▶ What is expected: For each line of the listing, output an exact copy.
====== The records
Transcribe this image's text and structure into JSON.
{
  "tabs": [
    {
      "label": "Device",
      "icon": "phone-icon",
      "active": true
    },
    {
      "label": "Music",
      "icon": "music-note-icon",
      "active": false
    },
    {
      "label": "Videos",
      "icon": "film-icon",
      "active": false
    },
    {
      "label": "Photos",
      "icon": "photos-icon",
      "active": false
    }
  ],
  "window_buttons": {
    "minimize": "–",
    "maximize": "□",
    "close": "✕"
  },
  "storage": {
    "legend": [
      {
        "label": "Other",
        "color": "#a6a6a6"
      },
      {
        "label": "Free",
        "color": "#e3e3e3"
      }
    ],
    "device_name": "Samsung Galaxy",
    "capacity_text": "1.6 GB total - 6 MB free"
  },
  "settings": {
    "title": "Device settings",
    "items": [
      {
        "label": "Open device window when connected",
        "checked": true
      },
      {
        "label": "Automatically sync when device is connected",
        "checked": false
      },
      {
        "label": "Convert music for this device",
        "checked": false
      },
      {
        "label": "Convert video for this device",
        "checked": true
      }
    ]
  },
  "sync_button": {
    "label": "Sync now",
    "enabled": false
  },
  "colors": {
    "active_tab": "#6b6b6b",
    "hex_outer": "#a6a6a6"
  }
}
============
▶ Result below:
Transcribe this image's text and structure into JSON.
{
  "tabs": [
    {
      "label": "Device",
      "icon": "phone-icon",
      "active": true
    },
    {
      "label": "Music",
      "icon": "music-note-icon",
      "active": false
    },
    {
      "label": "Videos",
      "icon": "film-icon",
      "active": false
    },
    {
      "label": "Photos",
      "icon": "photos-icon",
      "active": false
    }
  ],
  "window_buttons": {
    "minimize": "–",
    "maximize": "□",
    "close": "✕"
  },
  "storage": {
    "legend": [
      {
        "label": "Other",
        "color": "#a6a6a6"
      },
      {
        "label": "Free",
        "color": "#e3e3e3"
      }
    ],
    "device_name": "Samsung Galaxy",
    "capacity_text": "1.6 GB total - 6 MB free"
  },
  "settings": {
    "title": "Device settings",
    "items": [
      {
        "label": "Open device window when connected",
        "checked": true
      },
      {
        "label": "Automatically sync when device is connected",
        "checked": false
      },
      {
        "label": "Convert music for this device",
        "checked": false
      },
      {
        "label": "Convert video for this device",
        "checked": true
      }
    ]
  },
  "sync_button": {
    "label": "Sync now",
    "enabled": false
  },
  "colors": {
    "active_tab": "#6b6b6b",
    "hex_outer": "#a6a6a6"
  }
}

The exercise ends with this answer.